York University Puffing out on-campus smoking

On November 14, a one-day print survey, the ‘1 Day Talk Survey,’ was; released to gather voluntary and anonymous perspectives across York on the community’s thoughts; on a smoke-free campus.


Initiated by Leave the Pack Behind and Toronto Public Health’s ‘1 Day Stand’ event on the same day, the survey was introduced due to the fact a growing number of Canadian post-secondary institutions have adopted smoke-free policies on their campuses.

Recent research from the Canadian Cancer Society has found that about 65 Canadian post-secondary institutions have completely prohibited smoking on their campuses, including outdoors.

A statement by Director, Health, Safety and Employee Well-Being, Teresa DuCroix; writes: “York University values the health, safety; and well-being of our community members, and would like to begin a dialogue about smoking on campus.

“The vice-provost students (Health Education and Promotion) and vice-president, finance and administration (Health, Safety and Employee Well-Being) are partnering to begin this dialogue. The exploration will be a multi-year, consultative, and iterative process.”



The survey asks students on which level (from strongly disagree to strongly agree) that they agree with statements such as: “A smoke-free campus infringes on the rights of smokers,” “York University should adopt a smoke-free policy,” and “A smoke-free campus will improve the health of the whole community,” among several others.

However, some see issues with a proposal that would ban smoking from campus grounds. Second-year software engineering student, Kary Pelly, adds: “I’m a smoker; I would have to walk really far if I had to go all the way off campus to smoke.”

To improve smoking regulations at York, a number of students suggest a separate; designated smoking area to be implemented on campus.

First-year biomedical science student, Minha Haqqi, says; “If they just made a spot or an area just for them—maybe three or four places, because the campus is; so huge.
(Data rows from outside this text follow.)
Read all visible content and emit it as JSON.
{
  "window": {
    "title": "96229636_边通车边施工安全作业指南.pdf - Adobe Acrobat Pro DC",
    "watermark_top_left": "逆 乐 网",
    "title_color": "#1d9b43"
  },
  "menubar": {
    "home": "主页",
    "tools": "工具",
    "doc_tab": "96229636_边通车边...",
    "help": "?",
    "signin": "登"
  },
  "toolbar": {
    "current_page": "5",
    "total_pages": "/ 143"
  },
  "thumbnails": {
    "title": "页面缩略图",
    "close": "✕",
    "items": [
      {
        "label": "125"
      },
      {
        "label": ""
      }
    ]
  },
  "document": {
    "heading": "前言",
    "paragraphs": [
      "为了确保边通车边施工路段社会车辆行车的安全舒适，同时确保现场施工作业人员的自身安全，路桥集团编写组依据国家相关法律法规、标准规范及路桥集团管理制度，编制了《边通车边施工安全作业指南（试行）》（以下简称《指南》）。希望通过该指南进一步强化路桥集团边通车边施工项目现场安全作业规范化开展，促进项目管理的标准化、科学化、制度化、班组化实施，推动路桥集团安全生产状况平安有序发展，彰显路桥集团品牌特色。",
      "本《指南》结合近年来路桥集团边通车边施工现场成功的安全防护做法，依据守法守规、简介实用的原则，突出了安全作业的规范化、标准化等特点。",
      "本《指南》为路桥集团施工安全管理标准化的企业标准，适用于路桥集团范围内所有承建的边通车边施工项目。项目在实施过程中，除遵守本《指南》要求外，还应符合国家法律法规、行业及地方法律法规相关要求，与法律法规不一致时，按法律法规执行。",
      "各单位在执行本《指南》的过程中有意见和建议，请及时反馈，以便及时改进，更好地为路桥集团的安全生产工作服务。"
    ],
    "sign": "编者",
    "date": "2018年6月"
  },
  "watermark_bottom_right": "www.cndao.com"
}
“Whatever they need to feel accommodated would be fair to both parties.”

Matthew Angel, a first-year film production student, echoes these sentiments: “I think a designated spot would work—maybe they can still do it in public, but maybe just away from the main paths, where everyone is walking.”

Regarding whether a smoke-free campus could potentially impact smokers’ rights, first-year law student, Mavra Choudhry, says: “I think you get a two-way street—if someone who needs to smoke because it is an addictive behaviour is unable to, it will be difficult for them.

However, people who don’t want to have smoke in their lungs also have the right to not be; exposed to that health risk, so I think it does infringe on their right, but the opposite consideration should be; taken into account. It depends on which one is more significant, and which one would overwhelm the other.”

While print versions of the survey are no longer available, its online version will be open until November 26.